Daily repetition helps a friend with homework, homework, classroom work, or regularly reflecting on the value we have for others, and if challenges grow, develop a second type of care and gratitude and childcare skills. Although, as parents and guardians, we must always stand firm for fundamental values such as care and justice, in key respects we can make our home democratic by asking our children to express their views and listen to ours. Involving children in plans to improve family life teaches them to acquire perspectives and problem-solving abilities and gives them real responsibility: to be co-creators of a happy family.
- Actual Obligations. Expect children to help with housework and siblings, for example, and suggest only unusual favors. When these types of routine actions are only expected and unrewarded, they are more likely to take root in everyday actions.
- Make caring and justice a focus. Engage in conversations with children about the expressions of empathy and indifference they see in their daily lives or on television, and about acts of justice and injustice that they may see or hear in the news, such as someone who advocated an important cause or example. about sexuality or racism.
- Expressing gratitude Consider expressing gratitude as a daily routine before dinner, before bed, in the car, or on the subway. Encourage the children to pay tribute to others who contribute to their lives.
Expand your child's circle of concern.
Most children sympathize with and care for a small circle of family and friends. Our challenge is to help children learn about empathy and take care of someone outside the circle, such as a new child in the classroom, someone who doesn't speak their language, a school tutor, or someone who lives in a remote country.
It is important for children to learn to approach, listen carefully and notice those in their immediate circle, to move away, to get an overall picture and to think about the circle of people they meet every day. Children must also consider the impact of their decisions on the community. For example, breaking school rules will make it easier for others to break the rules. In our more global world, it is especially important for children to show anxiety about people living in other cultures and communities.
- Children facing challenges. Encourage children to consider the perspectives and feelings of those who may be vulnerable, such as a child who has just arrived at school or a child with family problems. Give your kids some simple ideas on how to act, such as comforting a ridiculed classmate or approaching a new student.
- To be heard.

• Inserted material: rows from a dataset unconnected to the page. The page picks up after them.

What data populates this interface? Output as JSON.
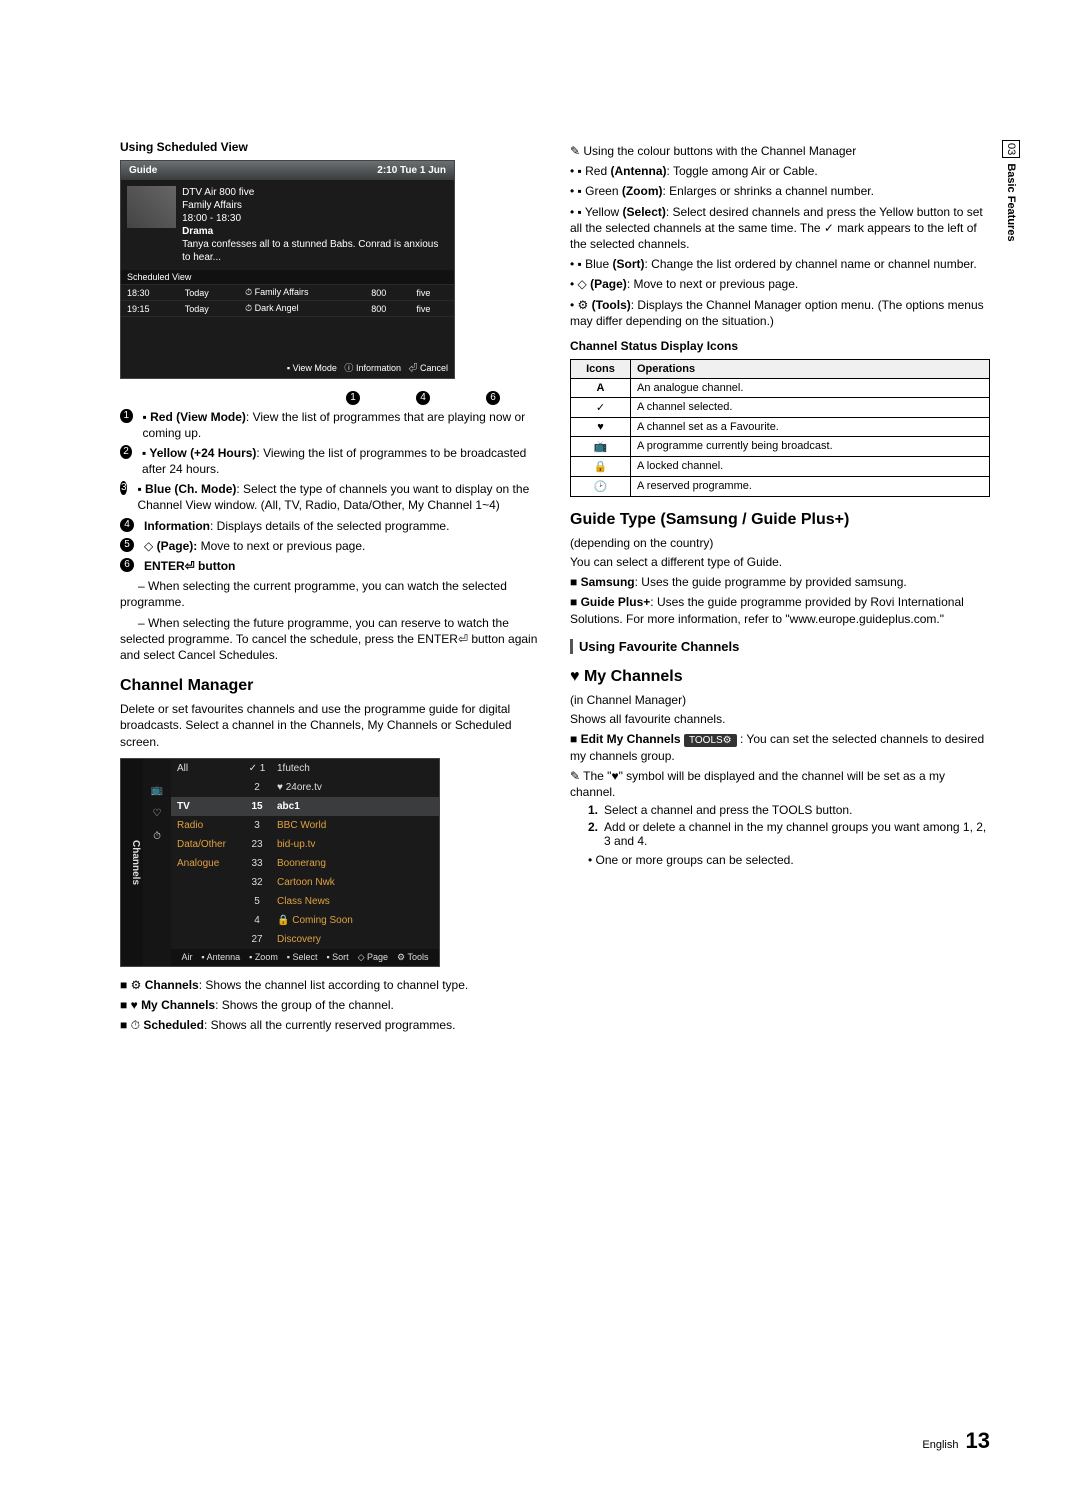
{
  "side_tab": {
    "num": "03",
    "label": "Basic Features"
  },
  "left": {
    "usv_title": "Using Scheduled View",
    "guide": {
      "title": "Guide",
      "clock": "2:10 Tue 1 Jun",
      "chan": "DTV Air 800 five",
      "prog": "Family Affairs",
      "time": "18:00 - 18:30",
      "genre": "Drama",
      "synopsis": "Tanya confesses all to a stunned Babs. Conrad is anxious to hear...",
      "sched_label": "Scheduled View",
      "rows": [
        {
          "t": "18:30",
          "d": "Today",
          "p": "Family Affairs",
          "n": "800",
          "c": "five"
        },
        {
          "t": "19:15",
          "d": "Today",
          "p": "Dark Angel",
          "n": "800",
          "c": "five"
        }
      ],
      "foot_view": "View Mode",
      "foot_info": "Information",
      "foot_cancel": "Cancel"
    },
    "callouts": {
      "c1": "1",
      "c4": "4",
      "c6": "6"
    },
    "options": [
      {
        "n": "1",
        "pre": "Red",
        "label": "(View Mode)",
        "text": ": View the list of programmes that are playing now or coming up."
      },
      {
        "n": "2",
        "pre": "Yellow",
        "label": "(+24 Hours)",
        "text": ": Viewing the list of programmes to be broadcasted after 24 hours."
      },
      {
        "n": "3",
        "pre": "Blue",
        "label": "(Ch. Mode)",
        "text": ": Select the type of channels you want to display on the Channel View window. (All, TV, Radio, Data/Other, My Channel 1~4)"
      },
      {
        "n": "4",
        "pre": "",
        "label": "Information",
        "text": ": Displays details of the selected programme."
      },
      {
        "n": "5",
        "pre": "◇",
        "label": "(Page):",
        "text": " Move to next or previous page."
      },
      {
        "n": "6",
        "pre": "",
        "label": "ENTER⏎ button",
        "text": ""
      }
    ],
    "sub_enter": [
      "When selecting the current programme, you can watch the selected programme.",
      "When selecting the future programme, you can reserve to watch the selected programme. To cancel the schedule, press the ENTER⏎ button again and select Cancel Schedules."
    ],
    "cm_title": "Channel Manager",
    "cm_intro": "Delete or set favourites channels and use the programme guide for digital broadcasts. Select a channel in the Channels, My Channels or Scheduled screen.",
    "cm": {
      "side": "Channels",
      "cats": [
        "All",
        "TV",
        "Radio",
        "Data/Other",
        "Analogue"
      ],
      "rows": [
        {
          "n": "1",
          "name": "1futech",
          "mark": "✓"
        },
        {
          "n": "2",
          "name": "24ore.tv",
          "mark": "♥"
        },
        {
          "n": "15",
          "name": "abc1",
          "mark": ""
        },
        {
          "n": "3",
          "name": "BBC World",
          "mark": ""
        },
        {
          "n": "23",
          "name": "bid-up.tv",
          "mark": ""
        },
        {
          "n": "33",
          "name": "Boonerang",
          "mark": ""
        },
        {
          "n": "32",
          "name": "Cartoon Nwk",
          "mark": ""
        },
        {
          "n": "5",
          "name": "Class News",
          "mark": ""
        },
        {
          "n": "4",
          "name": "Coming Soon",
          "mark": "🔒"
        },
        {
          "n": "27",
          "name": "Discovery",
          "mark": ""
        }
      ],
      "foot_air": "Air",
      "foot": [
        "Antenna",
        "Zoom",
        "Select",
        "Sort",
        "Page",
        "Tools"
      ]
    },
    "cm_notes": [
      {
        "icon": "⚙",
        "label": "Channels",
        "text": ": Shows the channel list according to channel type."
      },
      {
        "icon": "♥",
        "label": "My Channels",
        "text": ": Shows the group of the channel."
      },
      {
        "icon": "⏱",
        "label": "Scheduled",
        "text": ": Shows all the currently reserved programmes."
      }
    ]
  },
  "right": {
    "colour_intro": "Using the colour buttons with the Channel Manager",
    "colour": [
      {
        "pre": "Red",
        "label": "(Antenna)",
        "text": ": Toggle among Air or Cable."
      },
      {
        "pre": "Green",
        "label": "(Zoom)",
        "text": ": Enlarges or shrinks a channel number."
      },
      {
        "pre": "Yellow",
        "label": "(Select)",
        "text": ": Select desired channels and press the Yellow button to set all the selected channels at the same time. The ✓ mark appears to the left of the selected channels."
      },
      {
        "pre": "Blue",
        "label": "(Sort)",
        "text": ": Change the list ordered by channel name or channel number."
      },
      {
        "pre": "◇",
        "label": "(Page)",
        "text": ": Move to next or previous page."
      },
      {
        "pre": "⚙",
        "label": "(Tools)",
        "text": ": Displays the Channel Manager option menu. (The options menus may differ depending on the situation.)"
      }
    ],
    "icons_title": "Channel Status Display Icons",
    "icons_th1": "Icons",
    "icons_th2": "Operations",
    "icons": [
      {
        "i": "A",
        "t": "An analogue channel."
      },
      {
        "i": "✓",
        "t": "A channel selected."
      },
      {
        "i": "♥",
        "t": "A channel set as a Favourite."
      },
      {
        "i": "📺",
        "t": "A programme currently being broadcast."
      },
      {
        "i": "🔒",
        "t": "A locked channel."
      },
      {
        "i": "🕑",
        "t": "A reserved programme."
      }
    ],
    "guide_type_title": "Guide Type (Samsung / Guide Plus+)",
    "guide_type_note": "(depending on the country)",
    "guide_type_intro": "You can select a different type of Guide.",
    "guide_type_items": [
      {
        "label": "Samsung",
        "text": ": Uses the guide programme by provided samsung."
      },
      {
        "label": "Guide Plus+",
        "text": ": Uses the guide programme provided by Rovi International Solutions. For more information, refer to \"www.europe.guideplus.com.\""
      }
    ],
    "fav_title": "Using Favourite Channels",
    "mychan_title": "My Channels",
    "mychan_in": "(in Channel Manager)",
    "mychan_intro": "Shows all favourite channels.",
    "edit_label": "Edit My Channels",
    "edit_key": "TOOLS⚙",
    "edit_text": ": You can set the selected channels to desired my channels group.",
    "heart_note": "The \"♥\" symbol will be displayed and the channel will be set as a my channel.",
    "steps": [
      {
        "n": "1.",
        "t": "Select a channel and press the TOOLS button."
      },
      {
        "n": "2.",
        "t": "Add or delete a channel in the my channel groups you want among 1, 2, 3 and 4."
      }
    ],
    "step_sub": "One or more groups can be selected."
  },
  "footer": {
    "lang": "English",
    "page": "13"
  }
}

Share with your child the importance of truly listening to others, especially those who may look unfamiliar and may be more difficult to understand immediately.
To support the ability of children to be ethical thinkers and to make positive changes in their communities.
Children have a natural interest in ethical issues, and dealing with these ethical issues can help them find out, for example, what justice is, what they owe to others, and what to do if loyalties are contradictory. at them. Children are also often interested in taking on leadership roles to improve their communities. For example, children and young people have embarked on many of the most significant programs to build care and respect and to stop bullying and cruelty.
You can help children become ethical thinkers and leaders by listening to them and helping them think about their ethical dilemmas, for example: "Should I invite a new neighbor to my birthday party when I don't like my best friend?" You can also offer your children the opportunity to fight injustice in their communities and to strengthen their communities in other ways.
- Take the initiative. Encourage children to take action against problems that affect them, such as cyberbullying or a dangerous street corner.
- Thinking out loud with your child. Start a conversation about the ethical dilemmas that appear on TV shows, or give children the ethical dilemmas that need to be addressed when eating or in other situations.
Help children develop self-control and manage emotions effectively.
The ability to care for others often overcomes anger, shame, jealousy, or other negative emotions.
We can teach children that all emotions are okay, but some ways to deal with them are not helpful. Children need our help to learn how to handle emotions productively.
- Identifying feelings. Give your children their hard feelings like frustration, sadness and anger and encourage them to tell you why they feel that way.
- 3 steps to self-control. An easy way to help children manage their emotions is to practice three simple steps together: stop, take a deep breath with the nose and exhale with the mouth and count to five. Try when your baby is calm.
Clear boundaries. Use sensible authority to set clear boundaries. Explain how your limits are based on a loving concern for the welfare of your child.